To paraphrase radio personality Roman Mars, good design (and welding) is 99% invisible. You only notice when something goes wrong, and that’s a crying shame. April is National Welding Month! Welding and welders build the world around us in ways that are both obvious but also unexpected. Whether jewelry, cars, sculptures, bridges, airplanes, skyscrapers, or space stations, welding makes it possible and binds our society together.
The demand for skilled welders is so high that the government and companies are paying to teach workers how to weld. Welders are individuals who aren’t afraid to get their hands dirty, who are creative, detail oriented, and disciplined. Those that learn this indispensable skill have endless opportunity and can find careers in almost any industry.
To celebrate and commemorate the people who have built our world for centuries, we wanted to take a look back at the history of welding and also offer welding information at the bottom of the page.
Back in the day…
Humans have been joining metals by fusing them together for thousands of years. The ancient Greek historian Herotodus describes people welding metals 2,500 years ago. Welding techniques improved over the centuries, and the Middle Ages saw widespread advances in welding in the form of forge welding, which is a more technical way of saying “heating metal up and hitting it with a hammer until it fuses with other metal.”
It wasn’t until the 1800s electrical welding was discovered. Numerous engineers, primarily in the Russian Empire, experimented with forms of chemical and electrical welding. British chemist Edmund Davy discovered a crude form of acetylene welding in 1836, but it was almost 70 years later that somebody developed a practical version. It was Russian engineer Nikolay Benardos who invented the first modern and practical form of arc welding in 1881, and revolutionized the process.
What is it good for…
Demand for welding as well as technical innovations in welding skyrocketed during World War I. The combatant nations demanded more weapons and vehicles of higher quality and faster manufacture. With the end of the conflict, demand for welding continued to grow, this time for the domestic sector. The first all welded merchant vessel, M/S Carolinian, was launched in 1930. Then in 1932, Soviet scientist Konstantin Khrenov developed underwater arc welding.
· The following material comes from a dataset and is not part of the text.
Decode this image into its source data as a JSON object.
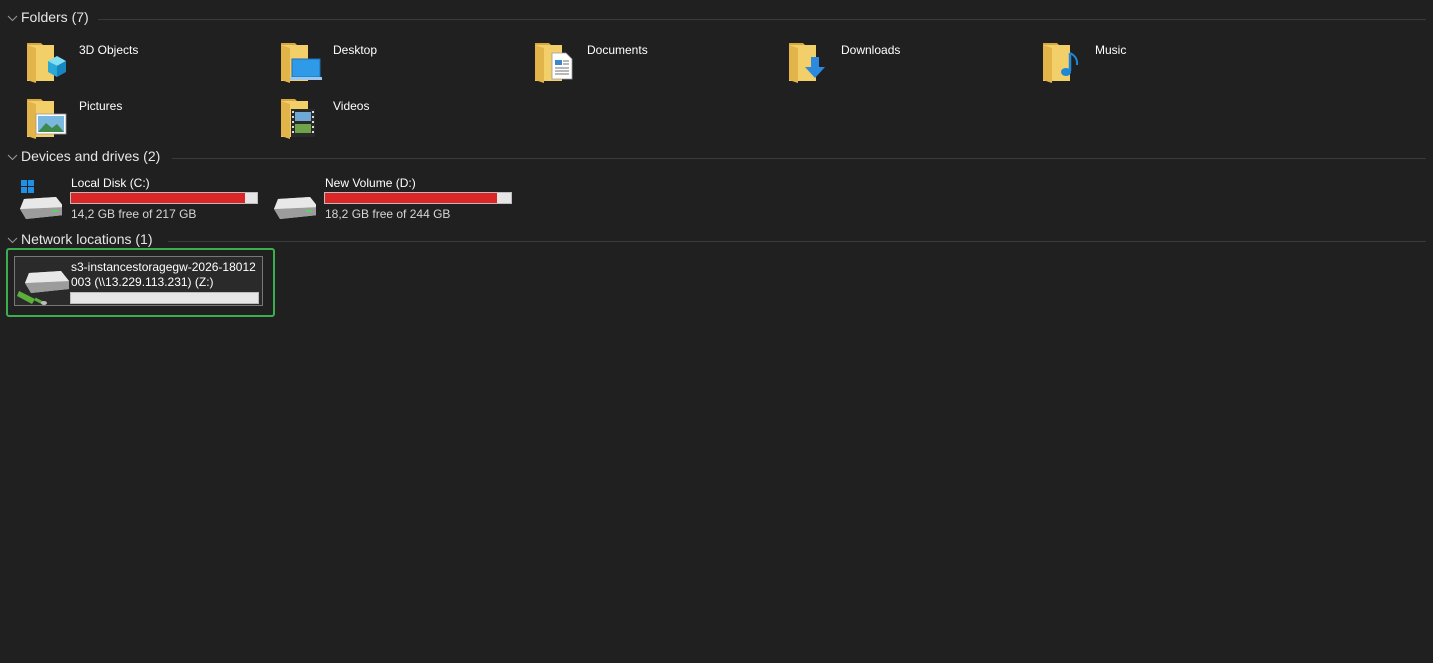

The outbreak of World War II saw another massive increase in demand and innovation. It also revealed problems in the technology and techniques used. One of the more infamous examples is the early Liberty ships.
Of the 2,710 Liberties built, about 1,500 suffered significant fractures in the welds. In fact, 12 of the Liberties cracked completely in half and sank without warning. Typically this happened in the frigid and stormy waters of the North Atlantic.
Another example was the T2-class oil tankers. 533 were rushed into production during 1940-1945. They were found to be prone to weld cracking. 6 of the T2s cracked in half without warning and sank as well.
There is a 2016 movie called “The Finest Hours” about that. The film follows the true story of the US Coast Guard rescuing the crew from a T2 after it split in half during a cyclone in 1952.
But chemists and engineers learned from these accidents, and developed methods to ensure better welds which we still use today.
Things are looking down and up…
In the post-war world, welding continued to be crucial. Underwater welding has become much more widespread, whether to work on bridges, ships, submarines, pipelines, or oil rigs. Underwater welding is a demanding profession, and while there is high demand and often high pay, there is a reason. There has historically been, and continues to be, a high turnover for underwater welders.
On a related sidenote, one of the best schools for underwater welding in the world, the Divers Institute of Technology, is less than a mile down the road from our Seattle facility!
The continued growth of cities depended on welders and many of the techniques developed and refined over the first half of the century. Similarly, the recent and explosive growth of “supertall” (984 ft/300m or taller) and “megatall” (1,969 ft/600m or taller) has created huge global demand for welders as well as better techniques. To give you an idea of what I’m talking about regarding the growth of these buildings, consider the following: Of the 55 tallest buildings in the world, only 2, the Empire State building and Willis Tower, were built before 1990, 7 were built in the 1990s, and the remaining 46 were built after 2000. We could spend every day of National Welding Month just talking about the amazing skyscrapers welders build and there would be plenty to discuss.
To boldly go where no one has gone before…
Welding is also crucial in our efforts to explore the Final Frontier. Experiments with the viability of welding in vacuums and zero Gs were first conducted in 1969. Soviet cosmonauts G. Shonin and V. Kubasov of the Soyuz-6 mission did this historic first. They found that although the challenges of welding in space were great. But with the correct gear it is possible to make welds that are as good as those made on solid ground.
Welding is used to assemble spacecraft on the ground as well as in orbit. Even as we expand out beyond the safety of our pale blue dot, this skill remains crucial. The American Welding Society even has special courses for welding in outer space!
Welding has been crucial to human civilization for thousands of years. In that time it has gone from creating nails to launching spaceships. We hope that this little jaunt back through history has given you an appreciation for everything that welders do and mean for society. We also would like to extend our thanks to welders for everything that they do, and wish them continued success in building a brighter future for us all!